• INSTRUCTIONS FOR THE TASK: Write out each entry, exactly the way it appears.

(Records from a collection)
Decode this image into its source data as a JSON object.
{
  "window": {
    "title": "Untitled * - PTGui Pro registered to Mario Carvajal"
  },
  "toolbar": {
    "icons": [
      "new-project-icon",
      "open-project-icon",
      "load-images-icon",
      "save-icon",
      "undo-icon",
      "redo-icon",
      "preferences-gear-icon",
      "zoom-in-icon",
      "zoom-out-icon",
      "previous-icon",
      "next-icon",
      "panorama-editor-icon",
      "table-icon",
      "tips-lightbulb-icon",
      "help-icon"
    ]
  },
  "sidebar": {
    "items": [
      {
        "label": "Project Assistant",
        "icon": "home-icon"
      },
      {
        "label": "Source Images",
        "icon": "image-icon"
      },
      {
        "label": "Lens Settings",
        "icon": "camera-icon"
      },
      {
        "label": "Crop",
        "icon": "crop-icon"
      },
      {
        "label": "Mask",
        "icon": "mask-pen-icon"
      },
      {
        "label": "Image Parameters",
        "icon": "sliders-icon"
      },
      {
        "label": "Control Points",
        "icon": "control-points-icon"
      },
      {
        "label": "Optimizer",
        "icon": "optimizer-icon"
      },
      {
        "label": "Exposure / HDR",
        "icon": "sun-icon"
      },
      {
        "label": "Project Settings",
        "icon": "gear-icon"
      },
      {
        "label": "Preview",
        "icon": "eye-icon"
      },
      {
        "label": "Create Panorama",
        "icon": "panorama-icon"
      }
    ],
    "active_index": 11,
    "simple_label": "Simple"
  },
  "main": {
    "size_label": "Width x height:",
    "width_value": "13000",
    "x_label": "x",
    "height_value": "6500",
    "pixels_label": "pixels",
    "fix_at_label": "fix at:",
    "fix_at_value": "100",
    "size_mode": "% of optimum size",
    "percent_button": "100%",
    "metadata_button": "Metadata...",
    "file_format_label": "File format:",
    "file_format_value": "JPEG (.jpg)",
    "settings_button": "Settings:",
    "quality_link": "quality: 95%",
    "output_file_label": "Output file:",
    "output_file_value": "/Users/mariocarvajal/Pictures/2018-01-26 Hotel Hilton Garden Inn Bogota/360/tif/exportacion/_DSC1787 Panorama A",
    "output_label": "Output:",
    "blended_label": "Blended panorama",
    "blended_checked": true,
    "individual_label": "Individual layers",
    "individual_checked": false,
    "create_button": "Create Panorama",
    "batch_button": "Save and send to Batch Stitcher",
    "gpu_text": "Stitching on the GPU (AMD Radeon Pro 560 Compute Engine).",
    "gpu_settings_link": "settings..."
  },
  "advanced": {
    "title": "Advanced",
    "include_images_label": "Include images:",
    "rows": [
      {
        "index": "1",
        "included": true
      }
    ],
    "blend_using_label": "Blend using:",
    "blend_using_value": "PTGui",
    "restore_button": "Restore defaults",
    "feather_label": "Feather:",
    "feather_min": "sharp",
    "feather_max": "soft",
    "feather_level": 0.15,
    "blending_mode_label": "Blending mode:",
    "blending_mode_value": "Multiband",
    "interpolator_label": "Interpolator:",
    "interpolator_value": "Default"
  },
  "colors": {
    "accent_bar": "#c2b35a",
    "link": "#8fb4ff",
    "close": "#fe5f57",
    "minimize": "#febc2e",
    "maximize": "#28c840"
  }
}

• FINISHED EXERCISE:
Decode this image into its source data as a JSON object.
{
  "window": {
    "title": "Untitled * - PTGui Pro registered to Mario Carvajal"
  },
  "toolbar": {
    "icons": [
      "new-project-icon",
      "open-project-icon",
      "load-images-icon",
      "save-icon",
      "undo-icon",
      "redo-icon",
      "preferences-gear-icon",
      "zoom-in-icon",
      "zoom-out-icon",
      "previous-icon",
      "next-icon",
      "panorama-editor-icon",
      "table-icon",
      "tips-lightbulb-icon",
      "help-icon"
    ]
  },
  "sidebar": {
    "items": [
      {
        "label": "Project Assistant",
        "icon": "home-icon"
      },
      {
        "label": "Source Images",
        "icon": "image-icon"
      },
      {
        "label": "Lens Settings",
        "icon": "camera-icon"
      },
      {
        "label": "Crop",
        "icon": "crop-icon"
      },
      {
        "label": "Mask",
        "icon": "mask-pen-icon"
      },
      {
        "label": "Image Parameters",
        "icon": "sliders-icon"
      },
      {
        "label": "Control Points",
        "icon": "control-points-icon"
      },
      {
        "label": "Optimizer",
        "icon": "optimizer-icon"
      },
      {
        "label": "Exposure / HDR",
        "icon": "sun-icon"
      },
      {
        "label": "Project Settings",
        "icon": "gear-icon"
      },
      {
        "label": "Preview",
        "icon": "eye-icon"
      },
      {
        "label": "Create Panorama",
        "icon": "panorama-icon"
      }
    ],
    "active_index": 11,
    "simple_label": "Simple"
  },
  "main": {
    "size_label": "Width x height:",
    "width_value": "13000",
    "x_label": "x",
    "height_value": "6500",
    "pixels_label": "pixels",
    "fix_at_label": "fix at:",
    "fix_at_value": "100",
    "size_mode": "% of optimum size",
    "percent_button": "100%",
    "metadata_button": "Metadata...",
    "file_format_label": "File format:",
    "file_format_value": "JPEG (.jpg)",
    "settings_button": "Settings:",
    "quality_link": "quality: 95%",
    "output_file_label": "Output file:",
    "output_file_value": "/Users/mariocarvajal/Pictures/2018-01-26 Hotel Hilton Garden Inn Bogota/360/tif/exportacion/_DSC1787 Panorama A",
    "output_label": "Output:",
    "blended_label": "Blended panorama",
    "blended_checked": true,
    "individual_label": "Individual layers",
    "individual_checked": false,
    "create_button": "Create Panorama",
    "batch_button": "Save and send to Batch Stitcher",
    "gpu_text": "Stitching on the GPU (AMD Radeon Pro 560 Compute Engine).",
    "gpu_settings_link": "settings..."
  },
  "advanced": {
    "title": "Advanced",
    "include_images_label": "Include images:",
    "rows": [
      {
        "index": "1",
        "included": true
      }
    ],
    "blend_using_label": "Blend using:",
    "blend_using_value": "PTGui",
    "restore_button": "Restore defaults",
    "feather_label": "Feather:",
    "feather_min": "sharp",
    "feather_max": "soft",
    "feather_level": 0.15,
    "blending_mode_label": "Blending mode:",
    "blending_mode_value": "Multiband",
    "interpolator_label": "Interpolator:",
    "interpolator_value": "Default"
  },
  "colors": {
    "accent_bar": "#c2b35a",
    "link": "#8fb4ff",
    "close": "#fe5f57",
    "minimize": "#febc2e",
    "maximize": "#28c840"
  }
}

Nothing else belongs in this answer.